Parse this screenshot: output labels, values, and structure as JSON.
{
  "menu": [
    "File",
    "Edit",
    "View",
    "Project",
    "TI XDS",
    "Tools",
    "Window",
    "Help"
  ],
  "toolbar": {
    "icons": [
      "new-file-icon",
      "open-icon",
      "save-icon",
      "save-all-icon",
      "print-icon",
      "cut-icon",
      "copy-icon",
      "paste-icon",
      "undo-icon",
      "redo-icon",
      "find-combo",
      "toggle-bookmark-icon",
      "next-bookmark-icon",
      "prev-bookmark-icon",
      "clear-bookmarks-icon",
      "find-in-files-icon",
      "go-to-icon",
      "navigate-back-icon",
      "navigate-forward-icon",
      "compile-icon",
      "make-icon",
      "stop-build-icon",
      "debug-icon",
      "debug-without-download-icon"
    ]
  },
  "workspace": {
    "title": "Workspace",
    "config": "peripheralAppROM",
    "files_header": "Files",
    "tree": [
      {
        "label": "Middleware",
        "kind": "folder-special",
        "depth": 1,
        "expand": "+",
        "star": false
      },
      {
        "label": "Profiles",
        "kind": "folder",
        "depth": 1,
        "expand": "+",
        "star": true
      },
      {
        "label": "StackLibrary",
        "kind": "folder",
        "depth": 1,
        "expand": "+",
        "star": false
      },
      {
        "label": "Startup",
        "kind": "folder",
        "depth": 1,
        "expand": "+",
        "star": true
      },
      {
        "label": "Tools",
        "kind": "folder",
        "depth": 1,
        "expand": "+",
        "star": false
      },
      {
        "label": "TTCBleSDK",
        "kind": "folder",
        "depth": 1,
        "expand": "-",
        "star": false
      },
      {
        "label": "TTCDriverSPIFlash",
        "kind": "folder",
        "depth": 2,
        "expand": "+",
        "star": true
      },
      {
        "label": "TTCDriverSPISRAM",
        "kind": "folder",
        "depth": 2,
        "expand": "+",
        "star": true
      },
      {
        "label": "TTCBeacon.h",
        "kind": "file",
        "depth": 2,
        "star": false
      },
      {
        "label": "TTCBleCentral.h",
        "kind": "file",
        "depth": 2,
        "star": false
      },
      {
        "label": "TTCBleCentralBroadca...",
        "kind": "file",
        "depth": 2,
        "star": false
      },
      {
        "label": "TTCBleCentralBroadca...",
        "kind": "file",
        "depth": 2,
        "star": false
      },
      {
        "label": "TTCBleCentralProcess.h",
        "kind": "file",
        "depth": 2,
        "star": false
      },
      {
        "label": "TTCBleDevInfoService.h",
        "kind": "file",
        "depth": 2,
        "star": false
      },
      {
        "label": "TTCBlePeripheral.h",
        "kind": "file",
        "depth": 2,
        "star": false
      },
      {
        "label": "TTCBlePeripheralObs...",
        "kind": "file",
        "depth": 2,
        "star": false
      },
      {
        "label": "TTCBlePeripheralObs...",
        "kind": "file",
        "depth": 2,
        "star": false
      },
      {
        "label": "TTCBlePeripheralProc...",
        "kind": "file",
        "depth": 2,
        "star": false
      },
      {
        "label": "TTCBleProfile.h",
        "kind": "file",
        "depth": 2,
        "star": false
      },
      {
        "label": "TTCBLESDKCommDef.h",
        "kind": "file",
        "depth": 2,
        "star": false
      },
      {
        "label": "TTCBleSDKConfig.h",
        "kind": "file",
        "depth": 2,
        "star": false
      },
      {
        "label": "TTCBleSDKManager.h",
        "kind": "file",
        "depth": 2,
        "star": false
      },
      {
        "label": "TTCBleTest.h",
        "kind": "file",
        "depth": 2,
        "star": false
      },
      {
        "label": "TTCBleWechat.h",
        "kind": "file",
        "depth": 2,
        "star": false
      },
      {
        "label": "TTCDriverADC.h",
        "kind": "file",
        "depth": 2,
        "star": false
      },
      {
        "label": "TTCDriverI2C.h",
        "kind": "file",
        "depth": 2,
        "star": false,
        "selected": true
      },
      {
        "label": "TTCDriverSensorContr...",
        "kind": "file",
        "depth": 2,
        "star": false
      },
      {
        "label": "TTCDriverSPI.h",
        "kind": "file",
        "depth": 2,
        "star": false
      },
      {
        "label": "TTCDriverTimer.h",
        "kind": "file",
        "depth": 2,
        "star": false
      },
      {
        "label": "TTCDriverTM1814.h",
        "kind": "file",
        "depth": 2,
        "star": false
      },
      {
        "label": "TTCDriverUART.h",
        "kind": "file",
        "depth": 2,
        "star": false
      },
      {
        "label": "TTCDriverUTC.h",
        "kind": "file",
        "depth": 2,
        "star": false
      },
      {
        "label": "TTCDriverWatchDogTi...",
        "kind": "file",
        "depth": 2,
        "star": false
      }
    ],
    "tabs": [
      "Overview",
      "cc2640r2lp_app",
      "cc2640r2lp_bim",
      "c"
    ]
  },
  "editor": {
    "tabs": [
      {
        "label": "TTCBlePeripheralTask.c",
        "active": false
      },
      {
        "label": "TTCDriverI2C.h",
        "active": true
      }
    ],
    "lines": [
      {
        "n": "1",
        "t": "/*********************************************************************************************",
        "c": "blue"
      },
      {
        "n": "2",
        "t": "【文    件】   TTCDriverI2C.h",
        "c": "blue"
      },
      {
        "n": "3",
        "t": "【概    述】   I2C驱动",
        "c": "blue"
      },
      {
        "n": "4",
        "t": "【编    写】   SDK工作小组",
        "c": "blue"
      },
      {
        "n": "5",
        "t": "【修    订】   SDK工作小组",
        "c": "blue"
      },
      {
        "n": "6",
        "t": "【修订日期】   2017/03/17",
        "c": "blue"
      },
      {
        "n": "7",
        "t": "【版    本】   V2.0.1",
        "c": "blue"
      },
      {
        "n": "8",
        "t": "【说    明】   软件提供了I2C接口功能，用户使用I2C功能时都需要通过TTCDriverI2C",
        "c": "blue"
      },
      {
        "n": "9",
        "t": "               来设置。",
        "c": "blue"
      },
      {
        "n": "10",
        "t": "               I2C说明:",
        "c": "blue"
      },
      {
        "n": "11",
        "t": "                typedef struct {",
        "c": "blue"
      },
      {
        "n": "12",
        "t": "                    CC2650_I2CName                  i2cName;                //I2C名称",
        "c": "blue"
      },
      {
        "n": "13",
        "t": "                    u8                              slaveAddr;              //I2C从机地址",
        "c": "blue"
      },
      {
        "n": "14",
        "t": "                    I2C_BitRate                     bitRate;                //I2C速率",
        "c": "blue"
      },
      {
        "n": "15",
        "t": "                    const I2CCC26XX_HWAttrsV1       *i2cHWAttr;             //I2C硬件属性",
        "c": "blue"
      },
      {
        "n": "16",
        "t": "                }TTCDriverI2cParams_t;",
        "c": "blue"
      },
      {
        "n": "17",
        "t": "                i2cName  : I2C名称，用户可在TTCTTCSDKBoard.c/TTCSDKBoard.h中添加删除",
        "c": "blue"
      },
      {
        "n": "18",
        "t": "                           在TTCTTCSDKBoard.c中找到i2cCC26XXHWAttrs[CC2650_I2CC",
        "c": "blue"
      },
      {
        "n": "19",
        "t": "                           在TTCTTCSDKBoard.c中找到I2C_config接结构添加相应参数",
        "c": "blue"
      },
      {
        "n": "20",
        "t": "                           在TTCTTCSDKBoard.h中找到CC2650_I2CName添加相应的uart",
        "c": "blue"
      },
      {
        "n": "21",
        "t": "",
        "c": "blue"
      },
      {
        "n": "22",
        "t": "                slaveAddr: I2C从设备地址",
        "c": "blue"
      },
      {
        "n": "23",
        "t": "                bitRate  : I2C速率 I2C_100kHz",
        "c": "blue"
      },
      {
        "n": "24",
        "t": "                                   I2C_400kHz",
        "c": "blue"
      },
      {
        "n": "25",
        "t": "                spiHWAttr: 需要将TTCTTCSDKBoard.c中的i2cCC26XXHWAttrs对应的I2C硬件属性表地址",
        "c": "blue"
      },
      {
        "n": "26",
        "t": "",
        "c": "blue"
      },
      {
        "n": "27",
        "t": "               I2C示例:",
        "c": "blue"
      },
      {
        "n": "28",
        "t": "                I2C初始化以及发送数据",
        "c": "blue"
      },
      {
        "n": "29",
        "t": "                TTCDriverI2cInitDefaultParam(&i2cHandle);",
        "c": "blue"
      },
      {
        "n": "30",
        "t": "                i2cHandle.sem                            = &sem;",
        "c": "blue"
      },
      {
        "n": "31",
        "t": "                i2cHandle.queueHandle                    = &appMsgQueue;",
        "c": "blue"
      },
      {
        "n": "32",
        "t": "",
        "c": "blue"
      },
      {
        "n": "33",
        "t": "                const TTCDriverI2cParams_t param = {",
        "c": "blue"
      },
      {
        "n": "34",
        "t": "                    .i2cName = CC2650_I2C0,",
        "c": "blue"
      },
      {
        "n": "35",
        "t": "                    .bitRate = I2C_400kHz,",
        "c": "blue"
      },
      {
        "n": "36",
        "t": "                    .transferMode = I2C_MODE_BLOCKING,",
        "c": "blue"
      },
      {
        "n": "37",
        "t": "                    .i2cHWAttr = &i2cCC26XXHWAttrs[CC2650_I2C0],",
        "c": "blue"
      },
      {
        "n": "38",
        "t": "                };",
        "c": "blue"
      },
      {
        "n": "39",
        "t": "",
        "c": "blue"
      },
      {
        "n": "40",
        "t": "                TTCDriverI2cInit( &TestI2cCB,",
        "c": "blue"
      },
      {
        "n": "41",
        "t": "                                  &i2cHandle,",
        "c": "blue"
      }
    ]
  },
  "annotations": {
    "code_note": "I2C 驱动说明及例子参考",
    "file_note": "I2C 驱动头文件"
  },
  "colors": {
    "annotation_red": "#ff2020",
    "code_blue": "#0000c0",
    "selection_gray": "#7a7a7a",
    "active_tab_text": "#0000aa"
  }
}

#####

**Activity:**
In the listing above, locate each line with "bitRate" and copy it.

**Your solution:**
        "t": "                    I2C_BitRate                     bitRate;                //I2C速率",
        "t": "                bitRate  : I2C速率 I2C_100kHz",
        "t": "                    .bitRate = I2C_400kHz,",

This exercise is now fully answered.